Gord Freeman

Belle Vue plans discussed at public consultation meeting

 

 

By Ron Giofu

 

A public consultation meeting held to discuss plans for the 200-year-old Belle Vue property saw the bulk of the discussion be on what surrounds the mansion rather than the mansion itself.

The meeting was held last Thursday night at the Libro Centre, following a separate public meeting on the Duffy’s property. The number of general public in attendance rivaled that of actual Belle Vue Conservancy members in the audience but that didn’t stop visions and ideas from floating around during the meeting.

CAO John Miceli said the town has made up concept drawings for the home and its seven-acre Dalhousie St. site but told the audience the town still wanted feedback. The concept plans call for a restored home that could be used for such things as a conference centre, outdoor gardens and lighted walking trails, a greenhouse, parking areas and a band shell.

David May takes a look at one of the renderings of what a restored Belle Vue property could look like.

David May takes a look at one of the renderings of what a restored Belle Vue property could look like.

“It’s a vision of what we thought we were going to do and what we could do but it is not etched in stone,” said Miceli.

There is a heritage designation on the facade of the building but not on the interior, but Miceli indicated that doesn’t preclude the town from trying to save portions of the interior. Architect Carmen Brunone from Architecttura Inc. pointed out that due to the numerous renovations Belle Vue has gone through in its 200-year history, a period of time had to be chosen for when the Belle Vue will be restored to. The building will look like it did in the 1920’s, he added.

“Our goal is to reproduce what is there,” added Miceli.

The town has applied for a Parks Canada grant that applies to heritage sites and due to the site having been in the top ten for endangered historical sites in Canada, Miceli believes that will lend support to the town’s grant application. The town hopes for $1 million with the Belle Vue Conservancy planning to raise another $1 million so that work on the building can be done in a substantial fashion. The overall plan, including grounds, could top $9 million.

An architecutrual rendering of the rear of the Belle Vue property, complete with revamped gardens, is shown here. The gardens were one of the items of discussion at a public meeting last Thursday night.

An architecutrual rendering of the rear of the Belle Vue property, complete with revamped gardens, is shown here. The gardens were one of the items of discussion at a public meeting last Thursday night.

“I’m encouraged to know we are probably going to know by September (about the grant),” the CAO stated. “I’m very hopeful. It is a logical choice but I don’t know what the federal government is going to do.”

Miceli added he “feels very strongly it’s going to happen.”

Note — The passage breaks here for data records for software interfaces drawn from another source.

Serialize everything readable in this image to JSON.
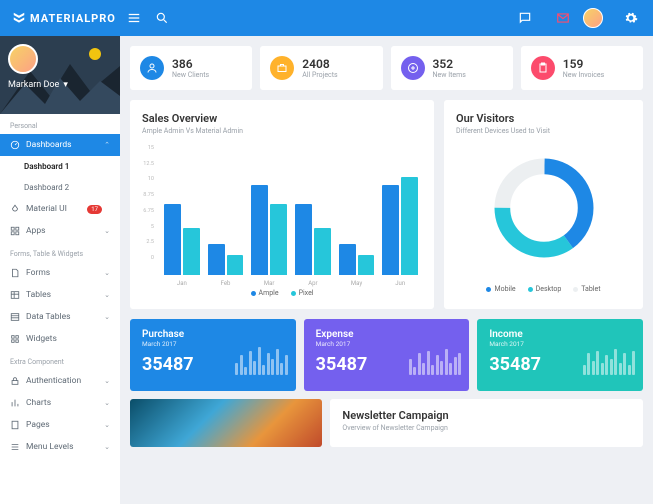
{
  "brand": "MATERIALPRO",
  "user": {
    "name": "Markarn Doe"
  },
  "sidebar": {
    "sections": [
      {
        "title": "Personal",
        "items": [
          {
            "label": "Dashboards",
            "icon": "gauge",
            "active": true,
            "children": [
              {
                "label": "Dashboard 1",
                "current": true
              },
              {
                "label": "Dashboard 2"
              }
            ]
          },
          {
            "label": "Material UI",
            "icon": "drop",
            "badge": "17"
          },
          {
            "label": "Apps",
            "icon": "grid"
          }
        ]
      },
      {
        "title": "Forms, Table & Widgets",
        "items": [
          {
            "label": "Forms",
            "icon": "file"
          },
          {
            "label": "Tables",
            "icon": "table"
          },
          {
            "label": "Data Tables",
            "icon": "dtable"
          },
          {
            "label": "Widgets",
            "icon": "widget"
          }
        ]
      },
      {
        "title": "Extra Component",
        "items": [
          {
            "label": "Authentication",
            "icon": "lock"
          },
          {
            "label": "Charts",
            "icon": "bar"
          },
          {
            "label": "Pages",
            "icon": "page"
          },
          {
            "label": "Menu Levels",
            "icon": "menu"
          }
        ]
      }
    ]
  },
  "stats": [
    {
      "value": "386",
      "label": "New Clients",
      "color": "blue",
      "icon": "user"
    },
    {
      "value": "2408",
      "label": "All Projects",
      "color": "yellow",
      "icon": "briefcase"
    },
    {
      "value": "352",
      "label": "New Items",
      "color": "purple",
      "icon": "plus"
    },
    {
      "value": "159",
      "label": "New Invoices",
      "color": "red",
      "icon": "clipboard"
    }
  ],
  "sales": {
    "title": "Sales Overview",
    "subtitle": "Ample Admin Vs Material Admin",
    "legend": [
      "Ample",
      "Pixel"
    ]
  },
  "visitors": {
    "title": "Our Visitors",
    "subtitle": "Different Devices Used to Visit",
    "legend": [
      "Mobile",
      "Desktop",
      "Tablet"
    ]
  },
  "chart_data": {
    "sales": {
      "type": "bar",
      "categories": [
        "Jan",
        "Feb",
        "Mar",
        "Apr",
        "May",
        "Jun"
      ],
      "series": [
        {
          "name": "Ample",
          "values": [
            9.0,
            4.0,
            11.5,
            9.0,
            4.0,
            11.5
          ]
        },
        {
          "name": "Pixel",
          "values": [
            6.0,
            2.5,
            9.0,
            6.0,
            2.5,
            12.5
          ]
        }
      ],
      "ylim": [
        0,
        15
      ],
      "yticks": [
        0,
        2.5,
        5,
        6.75,
        8.75,
        10,
        12.5,
        15
      ],
      "xlabel": "",
      "ylabel": ""
    },
    "visitors": {
      "type": "pie",
      "slices": [
        {
          "name": "Mobile",
          "value": 40,
          "color": "#1e88e5"
        },
        {
          "name": "Desktop",
          "value": 35,
          "color": "#26c6da"
        },
        {
          "name": "Tablet",
          "value": 25,
          "color": "#eceff1"
        }
      ]
    }
  },
  "metrics": [
    {
      "title": "Purchase",
      "sub": "March 2017",
      "value": "35487",
      "color": "blue",
      "spark": [
        30,
        50,
        20,
        60,
        35,
        70,
        25,
        55,
        40,
        65,
        30,
        50
      ]
    },
    {
      "title": "Expense",
      "sub": "March 2017",
      "value": "35487",
      "color": "purple",
      "spark": [
        40,
        20,
        55,
        30,
        60,
        25,
        50,
        35,
        65,
        30,
        45,
        55
      ]
    },
    {
      "title": "Income",
      "sub": "March 2017",
      "value": "35487",
      "color": "teal",
      "spark": [
        25,
        55,
        35,
        60,
        30,
        50,
        40,
        65,
        30,
        55,
        25,
        60
      ]
    }
  ],
  "newsletter": {
    "title": "Newsletter Campaign",
    "subtitle": "Overview of Newsletter Campaign"
  }
}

A suggestion to use St. Clair College students to help maintain the site was made, with Miceli adding the town has a good relationship with the college. A deal to have St. Clair College purchase the site fell through over a year ago and Miceli said the college has now gone in a different direction.

“We’re definitely going to be knocking on every door and looking at every opportunity we can get,” said Miceli.

As for the gardens, Miceli said his vision is for period gardens with Brunone adding his view that themed gardens could be placed there.

Miceli added he would like to see an entry point to Belle Vue created off of Sandwich St. S. as opposed to Dalhousie St., due to Sandwich St. being the main thoroughfare.

“We do not want to run traffic down the residential area of Dalhousie St.,” he said.

Conservancy vice president Carolyn Davies suggested a tie in with the Fort Covington property just south of the police station.

An architectural rendering of what the front of a restored Belle Vue could look like. (Special to the RTT)

An architectural rendering of what the front of a restored Belle Vue could look like. (Special to the RTT)

“I think this rivals Willistead (Manor in Windsor),” said local resident Gord Freeman.

Freeman envisioned the first floor as a conference centre with a restaurant on the second floor to support that.

“I think it’s an ideal set up for that,” said Freeman.

Family gatherings and weddings could also be held at a restored Belle Vue, Freeman continued.

“I think it’s wonderful,” he said. “It’s a jewel. This would be at one end of town and Fort Malden at the other.”

More public meetings are planned for later this year, Miceli stated, as he said “we want to make sure we get it right.”

The town is in the midst of trying to win $60,000 through the National Trust for Canada’s contest found at www.thisplacematters.ca with the Belle Vue Conservancy also raising funds through events and the site www.amherstburg.ca/donate.